About

The National Parks

Wishing to reference the changing concept of wilderness I began this project in the late 1970’s. My intent was to travel to those National Parks historically associated with wilderness and photograph what was experienced and seen. Feeling a kinship with the survey photographers from the late 1800’s I wanted to capture our slice of time.
These places, being far different from their past representations of wilderness, revealed to me aspects of our distance from the natural world. I was struck by how the sublime views of Watkins, Muybridge, Jackson, and others, had been transformed into a carefully laid out itinerary of crowded scenic stops and adventures. As a visitor I became aware that I was one of those very tourists traveling thousands of miles to see and capture on film the grand western view. The playing out of this contradiction between tourism and wilderness as well as photography’s role in the formation of this odd union became principle aspects of this work.

Landscapes of Place and Time

This project originates from the desire to use photography as a means to capture and study change. All the photographs were taken within my suburban neighborhood north of Boston. After years of photographing areas in the West associated with wilderness, I felt that I should look at and discover places, closer to home.
While these landscapes are conceptually based, the spirit of the work is to acknowledge that within our world there are forces at work, rhythmic in nature, far more powerful than us.
The Middlesex Fells and Mahoney’s Garden Center each use the grid to combine photographs into one panoramic landscape of place and expanded time. Both projects began on the Vernal Equinox and ended at the Winter Solstice.
At a Neighbor’s Garden showcases a personal as well as a cultural interpretation of seasonal change.
A Sunset, Meadow Glen Mall references the seasonal setting of the sun that occurs at the end of our year. Once a month, from August to December near 5:00 pm, the changing quality of light was photographed at a local mall.
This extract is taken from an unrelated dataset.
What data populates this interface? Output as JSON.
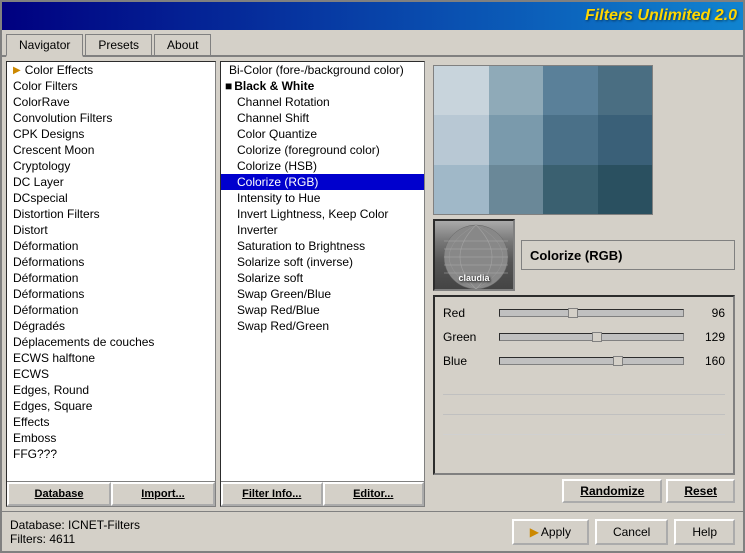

I chose the Meadow Glen Mall for its façade and to include a suburban response to the loss of light.

The Mystic River Watershed

This is a work in progress with the intent to photograph my watershed from a number of different perspectives.